Readers, like writers, have been caught in the middle of a feud over e-book distribution terms and pricing between the Hachette book publishing company and Amazon.com. On Nov. 13, the two announced they had reached a settlement. But the terms were not disclosed, and there’s been nary a word about its implications for readers and writers.
If you suspect that this has been a turf war between big companies, you’re right. And if you also suspect the interests of individuals – readers as well as writers – have gotten lost in the shuffle, right again. Both Amazon and various publishers tried to enlist writers in their dispute. But neither side is serving readers’ interest in lower-priced e-books or treating writers fairly.
Many publishers of print books have deals with Amazon to license e-book editions of their entire older “backlists” of printed books. Amazon makes no attempt to verify whether print publishers actually hold e-book rights to these works, much less what percentage is supposed to be paid to authors. In many cases, the rights to license those e-books belong to authors, not publishers. The writers should be able to negotiate their own deals with Amazon or other distributors of electronic versions of their books. However, that means writers might be competing with bootleg editions issued by publishers of their print books.
This may sound complicated, legalistic, and irrelevant to the reading public. In practice, it may greatly impact both the prices readers pay for e-books and the earnings of authors. Amazon offers self-published authors 70% of the e-book list price in certain price ranges. For example, if a reader pays Amazon $5.99 for a self-published e-book, Amazon keeps $1.79 and passes on $4.20 to the author.
For the same $5.99 e-book licensed to Amazon by a print publisher, Amazon keeps the same $1.79 and passes $4.20 on to the publisher. Amazon tells readers in its terms of service that e-books are licensed, not sold But almost all print publishers treat e-book licensing revenue as “sales,” rather than licensing of a subsidiary right. Instead of the author receiving $4.20 (or even 50% of revenues usually due to the author of a licensed work), most publishers keep $3.78 and pay the writer the same 42 cents they earn from the sale of a printed book (10%).
Authors should receive a larger share of e-book revenues than of print book sales. The publisher of printed books incurs costs to produce, warehouse and ship the books. Publishing an e-book version of a print book costs next to nothing.
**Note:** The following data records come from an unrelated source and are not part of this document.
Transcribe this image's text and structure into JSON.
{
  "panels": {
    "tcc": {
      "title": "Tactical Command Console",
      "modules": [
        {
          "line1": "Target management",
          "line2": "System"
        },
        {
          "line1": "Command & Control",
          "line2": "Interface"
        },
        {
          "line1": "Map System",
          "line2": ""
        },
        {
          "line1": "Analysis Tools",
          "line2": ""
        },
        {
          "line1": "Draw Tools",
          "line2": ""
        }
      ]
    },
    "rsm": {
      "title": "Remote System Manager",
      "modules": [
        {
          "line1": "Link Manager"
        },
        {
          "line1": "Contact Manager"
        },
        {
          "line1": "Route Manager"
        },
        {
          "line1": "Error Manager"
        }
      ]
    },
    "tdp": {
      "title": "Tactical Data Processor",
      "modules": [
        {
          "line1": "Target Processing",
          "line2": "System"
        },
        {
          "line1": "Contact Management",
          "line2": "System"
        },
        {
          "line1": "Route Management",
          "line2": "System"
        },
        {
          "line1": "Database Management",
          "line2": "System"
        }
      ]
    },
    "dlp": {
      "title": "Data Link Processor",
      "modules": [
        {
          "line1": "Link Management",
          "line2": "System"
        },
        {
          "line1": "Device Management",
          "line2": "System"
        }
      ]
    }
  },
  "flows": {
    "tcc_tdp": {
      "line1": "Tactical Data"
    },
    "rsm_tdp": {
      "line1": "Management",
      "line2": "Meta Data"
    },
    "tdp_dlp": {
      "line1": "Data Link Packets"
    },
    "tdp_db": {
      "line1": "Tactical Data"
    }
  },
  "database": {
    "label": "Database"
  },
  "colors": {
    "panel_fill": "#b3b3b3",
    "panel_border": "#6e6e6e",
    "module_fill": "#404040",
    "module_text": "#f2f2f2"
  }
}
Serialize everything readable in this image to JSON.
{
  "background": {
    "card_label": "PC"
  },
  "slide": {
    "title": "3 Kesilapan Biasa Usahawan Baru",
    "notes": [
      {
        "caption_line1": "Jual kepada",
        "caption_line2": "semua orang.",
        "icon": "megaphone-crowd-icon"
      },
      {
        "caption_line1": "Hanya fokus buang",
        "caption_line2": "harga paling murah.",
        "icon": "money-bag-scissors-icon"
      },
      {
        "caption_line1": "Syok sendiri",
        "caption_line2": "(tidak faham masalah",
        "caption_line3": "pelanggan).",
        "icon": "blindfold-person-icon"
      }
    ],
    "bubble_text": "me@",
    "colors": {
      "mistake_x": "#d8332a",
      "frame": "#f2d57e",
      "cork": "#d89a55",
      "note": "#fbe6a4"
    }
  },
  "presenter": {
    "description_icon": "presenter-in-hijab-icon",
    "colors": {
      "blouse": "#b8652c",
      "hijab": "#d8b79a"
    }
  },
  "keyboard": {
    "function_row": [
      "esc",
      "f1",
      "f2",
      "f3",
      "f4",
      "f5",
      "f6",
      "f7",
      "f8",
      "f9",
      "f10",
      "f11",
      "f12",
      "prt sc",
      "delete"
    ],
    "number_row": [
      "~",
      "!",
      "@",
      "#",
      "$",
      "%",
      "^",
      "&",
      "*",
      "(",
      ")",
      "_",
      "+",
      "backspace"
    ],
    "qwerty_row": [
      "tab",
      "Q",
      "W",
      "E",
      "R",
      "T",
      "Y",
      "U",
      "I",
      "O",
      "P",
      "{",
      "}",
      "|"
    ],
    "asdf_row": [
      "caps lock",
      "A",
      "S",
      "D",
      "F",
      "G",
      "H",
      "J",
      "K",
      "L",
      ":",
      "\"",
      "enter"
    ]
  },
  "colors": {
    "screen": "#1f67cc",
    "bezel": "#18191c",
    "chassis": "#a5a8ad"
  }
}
When authors control their e-book rights, they can set lower prices than print publishers would. At the same time, when authors earn a higher percentage of e-book revenues from self-published e-books, or e-books for which they are properly paid based on subsidiary rights licensing, that leads to lower prices for readers and higher earnings for authors.
If Hachette and other publishers really wanted to serve writers, they would:
- Withdraw e-book editions they have issued for print books whose rights belong to their authors;
- Pay authors of backlist e-books at least the 50% share of revenues due them for standard subsidiary rights licensing; and
- Pay authors for e-book revenues publishers have previously collected in violation of the authors’ rights.
If Amazon wants to show that it supports writers, it would:
- Verify who holds the rights to backlist books offered in electronic form and deal only with bona fide holders of e-book rights;
- Pay writers directly their share of e-book revenues; and
- Provide authors with the same reporting on sales and revenues that it provides publishers.
Edward Hasbrouck, the co-chair of the Book Division of the National Writers Union, UAW Local 1981, is the author of the Practical Nomad series of travel books.